When I was engaged and choosing bridesmaids, I decided to follow the trend of sending cute cards asking them to stand beside me on my big day. I quickly dropped three of my four requests in the mail, but the last one I phoned in, afraid to delay asking by even a couple days.
This last request was for a close friend who was pregnant and due with her first baby any day. I desperately wanted her in my wedding, but irrationally believed that becoming a new mom would make her too busy to consider it. I wanted her to commit before the baby arrived.
Once I became a mom a couple of years later, I realized how flawed (and admittedly, selfish) my thinking was. While, yes, being a parent can override other priorities in my life (taking care of a tiny human is a big commitment!), it hasn’t changed my desire to be present for my friends.

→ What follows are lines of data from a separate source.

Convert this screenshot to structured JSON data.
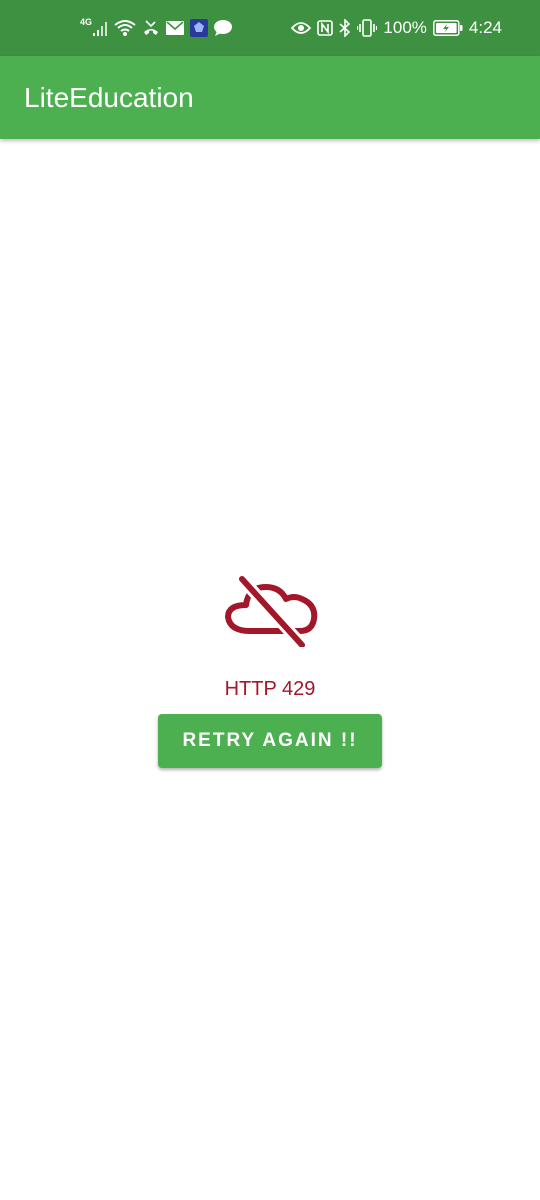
{
  "status_bar": {
    "network_type": "4G",
    "battery_percent": "100%",
    "time": "4:24",
    "left_icons": [
      "signal-icon",
      "wifi-icon",
      "missed-call-icon",
      "mail-icon",
      "app-notification-icon",
      "chat-icon"
    ],
    "right_icons": [
      "eye-icon",
      "nfc-icon",
      "bluetooth-icon",
      "vibrate-icon",
      "battery-icon"
    ]
  },
  "app_bar": {
    "title": "LiteEducation"
  },
  "error": {
    "icon": "cloud-off-icon",
    "message": "HTTP 429",
    "color": "#a3172b"
  },
  "retry_button": {
    "label": "RETRY AGAIN !!"
  },
  "colors": {
    "status_bar": "#3f9142",
    "primary": "#4caf50",
    "error": "#a3172b",
    "background": "#ffffff"
  }
}
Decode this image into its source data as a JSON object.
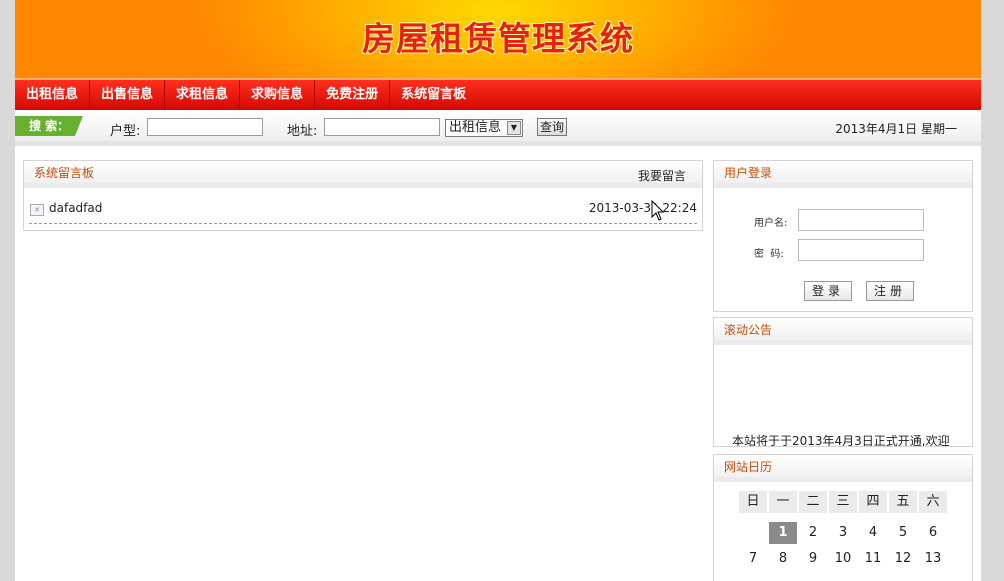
{
  "header": {
    "title": "房屋租赁管理系统"
  },
  "nav": {
    "items": [
      "出租信息",
      "出售信息",
      "求租信息",
      "求购信息",
      "免费注册",
      "系统留言板"
    ]
  },
  "search": {
    "tag": "搜 索：",
    "type_label": "户型:",
    "type_value": "",
    "address_label": "地址:",
    "address_value": "",
    "category_selected": "出租信息",
    "query_button": "查询",
    "date": "2013年4月1日 星期一"
  },
  "board": {
    "title": "系统留言板",
    "more_link": "我要留言",
    "messages": [
      {
        "title": "dafadfad",
        "time": "2013-03-31 22:24"
      }
    ]
  },
  "login": {
    "title": "用户登录",
    "username_label": "用户名:",
    "password_label": "密  码:",
    "username_value": "",
    "password_value": "",
    "login_button": "登录",
    "register_button": "注册"
  },
  "notice": {
    "title": "滚动公告",
    "text": "本站将于于2013年4月3日正式开通,欢迎"
  },
  "calendar": {
    "title": "网站日历",
    "weekdays": [
      "日",
      "一",
      "二",
      "三",
      "四",
      "五",
      "六"
    ],
    "week1": [
      "",
      "1",
      "2",
      "3",
      "4",
      "5",
      "6"
    ],
    "week2": [
      "7",
      "8",
      "9",
      "10",
      "11",
      "12",
      "13"
    ],
    "today": "1"
  }
}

If you’re feeling like I was, and have a friend who’s begun a new venture into parenthood, you’re definitely not alone. However, now having personal experience as a parent, I stand corrected in my concerns and have compiled five things your new-parent friend likely wants you to know.
1. They didn’t forget your birthday
One thing I’ve always prided myself on is keeping in touch with friends, even when we find ourselves in different places. I love sending and receiving snail mail and have reminders in my phone to choose and mail cards for friends’ birthdays the following month. However, during particularly stressful parenting times, I do find myself falling behind.
When this happens, I feel awful, but there are days when getting a baby or toddler in and out of the car for just one more tiny errand feels impossible. The perfect card may sit on my counter for days (or weeks…) just waiting for a stamp. But I’m likely thinking about it (and my friend) every day as I feel it staring me down from across the room.
2. They still want to be invited … even though they may have to say no
One of the things I miss most from my pre-parenthood days is the ability to make plans on a whim, or even at all. Most days, I would love to grab dinner after a meeting runs late, but sometimes, it’s just not possible. I may have to literally sprint to the daycare to pick up my daughter before I start getting charged overtime (who knew this was a thing?) or have to cancel at the last minute when my daughter is suddenly banished from daycare for having the dreaded pink eye again.
While I know it’s tiring for friends to hear, “No,” it’s not fun to feel like I’m saying it and missing out constantly, either. But, for me personally, what’s even worse is when friends simply stop asking me to be part of their plans.
3. They want to talk about more than just their kid, but you may need to take the lead
My daughter takes up a lot of my head space, but that doesn’t mean I don’t care about other things. In between remembering to pack lunch and wondering how it’s already bath night again, I have a million other interests.
I still want to swap recommendations for binge-worthy shows, hear stories about new jobs, and talk about everything happening in our world. Sometimes, though, I am so wrapped up in (read: overwhelmed by) the world of potty training and ABCs, that I have trouble answering the question, “What’s new?” and need my friends to guide our conversations to other topics.
4. It’s important for you to spend time with their kid
Some of my daughter’s favorite people are her “aunts.” She’s excited when they visit, knows them by name, and will randomly remind me of fun facts about them, like, “Mommy, did you know that Aunt Sisi has cows?!” (She lives on a ranch.)
Seeing relationships blossom between my daughter and my closest friends is rewarding in a way that I can’t really explain. She sees the important role healthy friendships play in our lives, and they get to see why this little person has me wrapped around her finger.
5. They’re still the same person … just a slightly different version
I sometimes grapple with knowing who I am now that I’m a parent. I have added responsibilities, but still love to travel, wish I had more time to read, and eat way too much ice cream. So, in the end, very little about me as a person has changed, and my friends have helped remind me of that by sticking by me as I started this new chapter of my life.